1. People in Mexico love snacks. Perhaps it draws on the street food culture in many of the towns here, but there are always vendors selling all sorts of snacks from bicycle powered carts and woven baskets.
2. It's very rare that you will see a person exercising in public. There are certainly professional athletes (I've seen road and mt. bikers in every town we've stayed), but the average soul out for a jog? It just doesn't really happen.
3. The dress code is much more traditional than I'd imagined it would be. Sure, you'll still see ladies walking around in backless tunics with their bras exposed in Tulum, but that's an exception. Most other places in this country women wearing anything that hits above the knees is a rare site.
4. The food isn't spicy. You can always add picante to everything, but the food that arrives on your plate will very rarely have any heat. There is a difference between spice and flavor - el sabor de comida is typically unique and insanely delicious.
5. It is loud here. The cars are loud, the collectivo (shared public transit vans) drivers are always yelling out the window at people on the street. The gas truck, the water truck, they play music at top volume as they drive slowly through town. The birds in our garden are loud! Every time I'm on a call for work, my co-workers comment on how they can hear the birds very clearly. There's always a dog barking somewhere. There are fireworks going off 80% of the time. People never stop talking. The vendors are always approaching people and to sell their goods. And there is something comforting about that noise. Now quiet has become a strange sound.
The first time I went back to the States for a visit I noticed two things:
1. Everything seemed very bright. Isn't that weird? I don't know how else to describe it.
2. Everything seemed incredibly orderly. Traffic obeyed the signals, people stayed in their lanes. The streets were clean. The buildings were built to code. We were living within a grid, there were social rules that were subdued and assumed.

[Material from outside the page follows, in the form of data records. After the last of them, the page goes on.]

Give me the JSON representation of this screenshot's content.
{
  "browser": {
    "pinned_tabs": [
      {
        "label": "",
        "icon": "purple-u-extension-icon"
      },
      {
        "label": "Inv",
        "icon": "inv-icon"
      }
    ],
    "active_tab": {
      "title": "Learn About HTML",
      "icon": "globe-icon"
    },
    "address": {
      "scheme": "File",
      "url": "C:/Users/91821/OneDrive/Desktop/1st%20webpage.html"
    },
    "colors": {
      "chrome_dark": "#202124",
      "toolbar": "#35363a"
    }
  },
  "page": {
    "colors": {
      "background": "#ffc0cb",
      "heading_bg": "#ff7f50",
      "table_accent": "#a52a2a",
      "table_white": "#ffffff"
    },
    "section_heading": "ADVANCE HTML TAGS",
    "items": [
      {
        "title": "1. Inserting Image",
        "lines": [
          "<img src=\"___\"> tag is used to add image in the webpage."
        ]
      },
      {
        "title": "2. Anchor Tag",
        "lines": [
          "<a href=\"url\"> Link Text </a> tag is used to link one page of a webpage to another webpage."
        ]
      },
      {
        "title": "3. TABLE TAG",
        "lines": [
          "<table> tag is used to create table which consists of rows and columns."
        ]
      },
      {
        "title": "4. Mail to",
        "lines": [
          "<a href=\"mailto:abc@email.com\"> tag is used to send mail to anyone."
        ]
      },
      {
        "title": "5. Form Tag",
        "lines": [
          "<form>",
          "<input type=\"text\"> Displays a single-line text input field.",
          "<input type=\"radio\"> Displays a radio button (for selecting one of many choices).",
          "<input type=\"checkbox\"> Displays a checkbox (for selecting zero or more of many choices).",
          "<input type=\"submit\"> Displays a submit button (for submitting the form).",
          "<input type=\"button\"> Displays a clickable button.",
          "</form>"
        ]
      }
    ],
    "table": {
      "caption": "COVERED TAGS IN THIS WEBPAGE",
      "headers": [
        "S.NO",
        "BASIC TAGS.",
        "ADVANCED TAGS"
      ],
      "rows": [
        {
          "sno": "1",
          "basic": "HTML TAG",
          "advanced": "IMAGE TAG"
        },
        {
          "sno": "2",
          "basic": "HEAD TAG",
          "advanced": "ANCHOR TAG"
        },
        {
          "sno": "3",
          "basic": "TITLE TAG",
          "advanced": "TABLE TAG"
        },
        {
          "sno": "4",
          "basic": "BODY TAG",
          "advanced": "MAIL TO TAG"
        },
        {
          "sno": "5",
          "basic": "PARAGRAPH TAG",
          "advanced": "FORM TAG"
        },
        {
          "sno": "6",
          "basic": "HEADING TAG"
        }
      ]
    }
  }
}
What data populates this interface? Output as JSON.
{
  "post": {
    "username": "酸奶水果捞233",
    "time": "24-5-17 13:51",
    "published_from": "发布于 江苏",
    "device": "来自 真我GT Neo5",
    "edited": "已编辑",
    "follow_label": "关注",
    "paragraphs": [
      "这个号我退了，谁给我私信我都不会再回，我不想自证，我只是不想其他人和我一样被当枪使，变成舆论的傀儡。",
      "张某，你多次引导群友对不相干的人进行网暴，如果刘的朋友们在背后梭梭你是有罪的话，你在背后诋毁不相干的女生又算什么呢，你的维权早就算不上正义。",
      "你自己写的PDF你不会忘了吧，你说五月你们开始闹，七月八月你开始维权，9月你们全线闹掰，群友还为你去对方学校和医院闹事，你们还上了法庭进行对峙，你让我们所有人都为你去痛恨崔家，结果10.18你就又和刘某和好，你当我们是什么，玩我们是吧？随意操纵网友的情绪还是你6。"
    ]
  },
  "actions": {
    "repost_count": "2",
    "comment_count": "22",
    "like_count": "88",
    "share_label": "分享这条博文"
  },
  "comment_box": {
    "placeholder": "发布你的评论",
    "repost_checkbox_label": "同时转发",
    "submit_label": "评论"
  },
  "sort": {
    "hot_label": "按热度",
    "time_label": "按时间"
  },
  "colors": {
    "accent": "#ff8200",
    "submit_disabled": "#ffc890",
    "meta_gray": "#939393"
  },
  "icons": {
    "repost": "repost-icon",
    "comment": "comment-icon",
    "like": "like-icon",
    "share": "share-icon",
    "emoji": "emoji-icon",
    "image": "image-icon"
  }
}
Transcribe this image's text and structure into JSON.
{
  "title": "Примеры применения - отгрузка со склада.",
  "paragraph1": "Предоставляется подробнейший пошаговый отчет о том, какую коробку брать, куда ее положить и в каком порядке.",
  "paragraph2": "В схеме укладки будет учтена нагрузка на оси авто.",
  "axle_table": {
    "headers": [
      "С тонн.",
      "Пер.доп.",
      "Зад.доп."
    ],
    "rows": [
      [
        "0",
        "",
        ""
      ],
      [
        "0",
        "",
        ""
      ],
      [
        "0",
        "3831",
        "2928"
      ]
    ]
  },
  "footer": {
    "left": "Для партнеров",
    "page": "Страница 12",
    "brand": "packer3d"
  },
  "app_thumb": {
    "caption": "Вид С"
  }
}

In Mexico, it's chaotic. Taxis weave all over the place. No car stays in their lane. At a restaurant, the waiter will never ask if you want your check (I love this). You'll need to say "la cuenta" or you will sit forever. Children will try to sell you gum, and, scarfs, and cigarettes. There is so much beauty. Gosh, I feel like the luckiest person to have the opportunity to spend time getting to know Mexico.